Psychology study analyzes data from more than 7,600 parents and children nationwide

Headshot of John Mark Froiland and Aubrey Peterson

John Mark Froiland and Aubrey Peterson

Constantly monitoring and nagging children to do their homework is a far less effective approach for parents to take than setting positive expectations, according to a University of Northern Colorado study.

The study, by Assistant Professor of School Psychology John Mark Froiland and Ph.D. student Aubrey Peterson, also found that parent expectations that their kindergarten-aged children would succeed in college predicted eighth-grade achievement in math, reading and science.

The results were published in an article in School Psychology International, one of the leading educational psychology journals.

Reading to young children, expressing hopes that they do well in school and encouraging them to learn to help others are effective ways to set expectations and support academic success.

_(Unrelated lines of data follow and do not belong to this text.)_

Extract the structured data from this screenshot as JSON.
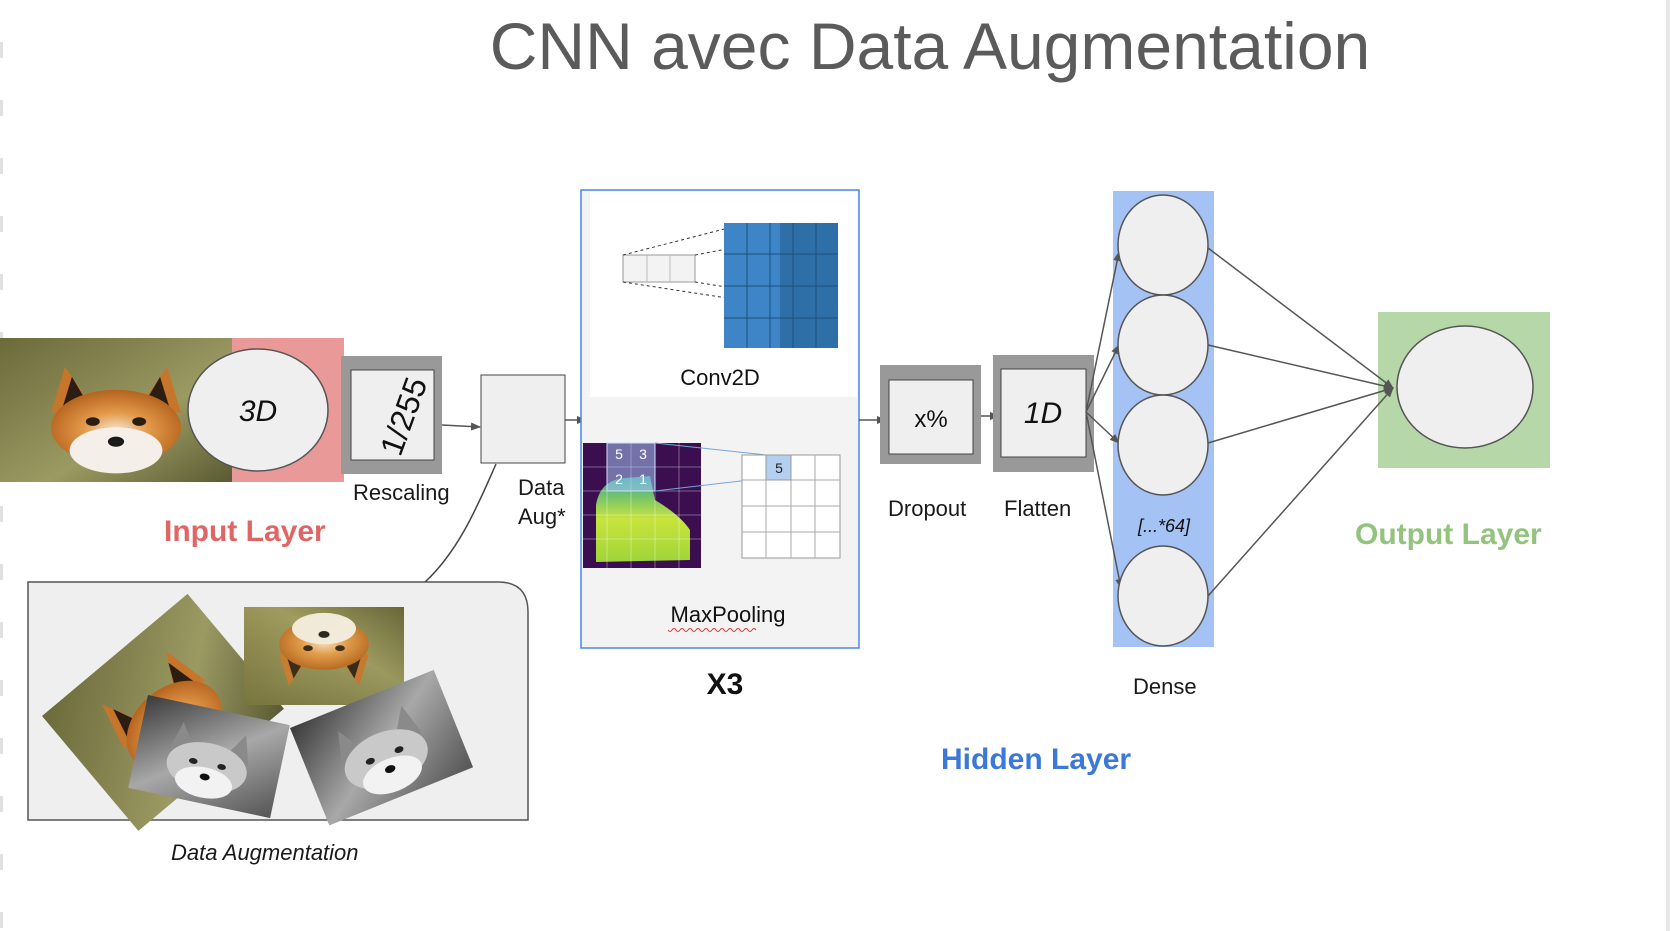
{
  "title": "CNN avec Data Augmentation",
  "input": {
    "dim_label": "3D",
    "layer_label": "Input Layer",
    "color": "#e06666"
  },
  "rescaling": {
    "value_label": "1/255",
    "caption": "Rescaling"
  },
  "data_aug": {
    "caption_line1": "Data",
    "caption_line2": "Aug*",
    "panel_caption": "Data Augmentation"
  },
  "conv_block": {
    "conv_caption": "Conv2D",
    "pool_caption": "MaxPooling",
    "repeat_label": "X3",
    "pool_grid_values": [
      "5",
      "3",
      "2",
      "1"
    ],
    "pool_output_value": "5",
    "border_color": "#4a86e8"
  },
  "dropout": {
    "value_label": "x%",
    "caption": "Dropout"
  },
  "flatten": {
    "value_label": "1D",
    "caption": "Flatten"
  },
  "dense": {
    "count_label": "[...*64]",
    "caption": "Dense",
    "color": "#a4c2f4"
  },
  "hidden_layer_label": "Hidden Layer",
  "hidden_color": "#3c78d8",
  "output": {
    "layer_label": "Output Layer",
    "color": "#93c47d",
    "box_color": "#b6d7a8"
  }
}
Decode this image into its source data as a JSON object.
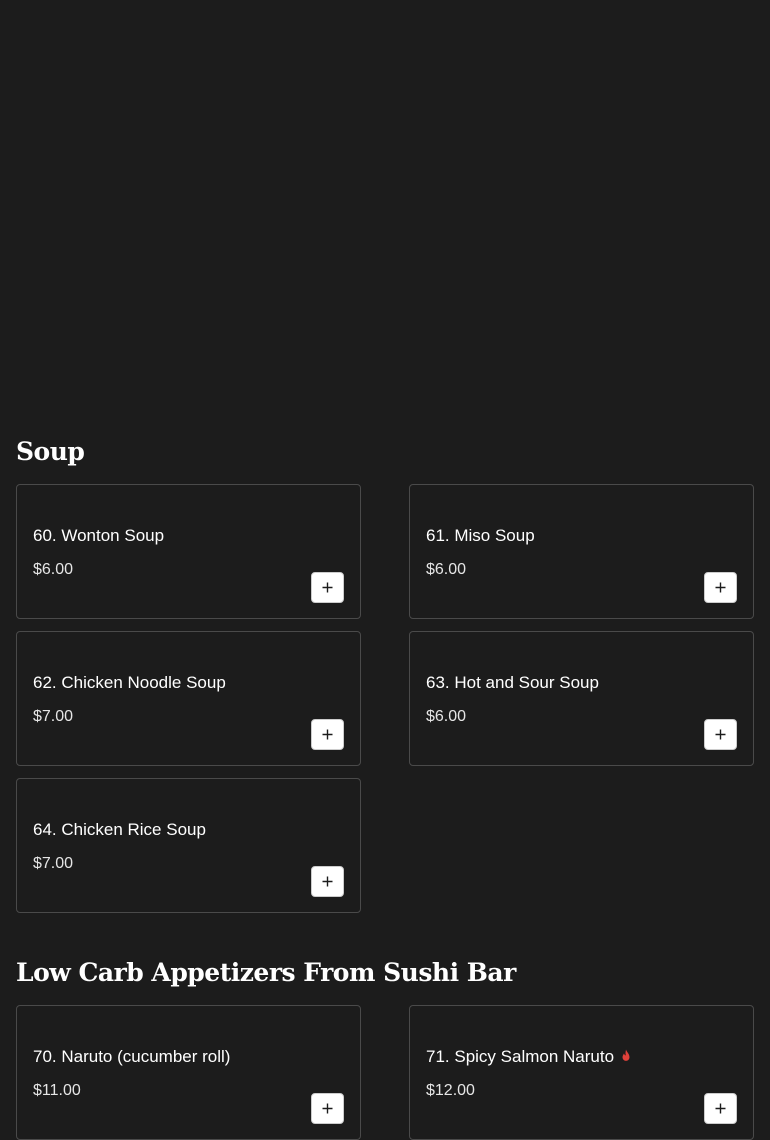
{
  "sections": [
    {
      "title": "Soup",
      "items": [
        {
          "name": "60. Wonton Soup",
          "price": "$6.00",
          "spicy": false
        },
        {
          "name": "61. Miso Soup",
          "price": "$6.00",
          "spicy": false
        },
        {
          "name": "62. Chicken Noodle Soup",
          "price": "$7.00",
          "spicy": false
        },
        {
          "name": "63. Hot and Sour Soup",
          "price": "$6.00",
          "spicy": false
        },
        {
          "name": "64. Chicken Rice Soup",
          "price": "$7.00",
          "spicy": false
        }
      ]
    },
    {
      "title": "Low Carb Appetizers From Sushi Bar",
      "items": [
        {
          "name": "70. Naruto (cucumber roll)",
          "price": "$11.00",
          "spicy": false
        },
        {
          "name": "71. Spicy Salmon Naruto",
          "price": "$12.00",
          "spicy": true
        }
      ]
    }
  ],
  "icons": {
    "add": "plus-icon",
    "spicy": "flame-icon"
  },
  "colors": {
    "background": "#1c1c1c",
    "card_border": "#4a4a4a",
    "button_bg": "#ffffff",
    "spicy": "#e0413a"
  }
}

Froiland and Peterson, along with a University of Minnesota colleague, analyzed data involving more than 7,600 parents and children nationwide in concluding that parent expectations had a stronger effect on achievement than various forms of home-based parental involvement, including checking on grades and homework.

Based on this study and previous studies by Froiland, he offers these tips for parents to set expectations and support their children's academic success:


  • Read to children ages 2-5 every day. Explain the meaning of vocabulary words and frequently visit the library together.
  • Express your hopes, from preschool to young adulthood, that your children will do well in school and pursue the highest degree they're capable of.
  • Point them to the deeper purposes in learning - one of the greatest is to help others - throughout life.


  • Continually harp on them about grades and homework. In middle school and high school, children often struggle with their independence and may perceive questions such as "Don't you think you should go study right now?" as controlling.
  • Emphasize grades and other rewards so much that children lose sight of the real value of learning.
  • Allow your children to associate you solely with pressure and demands. It's important to keep the relationship strong by spending time with your children doing something pleasant and show unconditional love so that they know that they are accepted by you regardless of how well they perform in school.

For more information, please visit: http://spi.sagepub.com/content/early/2012/07/31/0143034312454361.abstract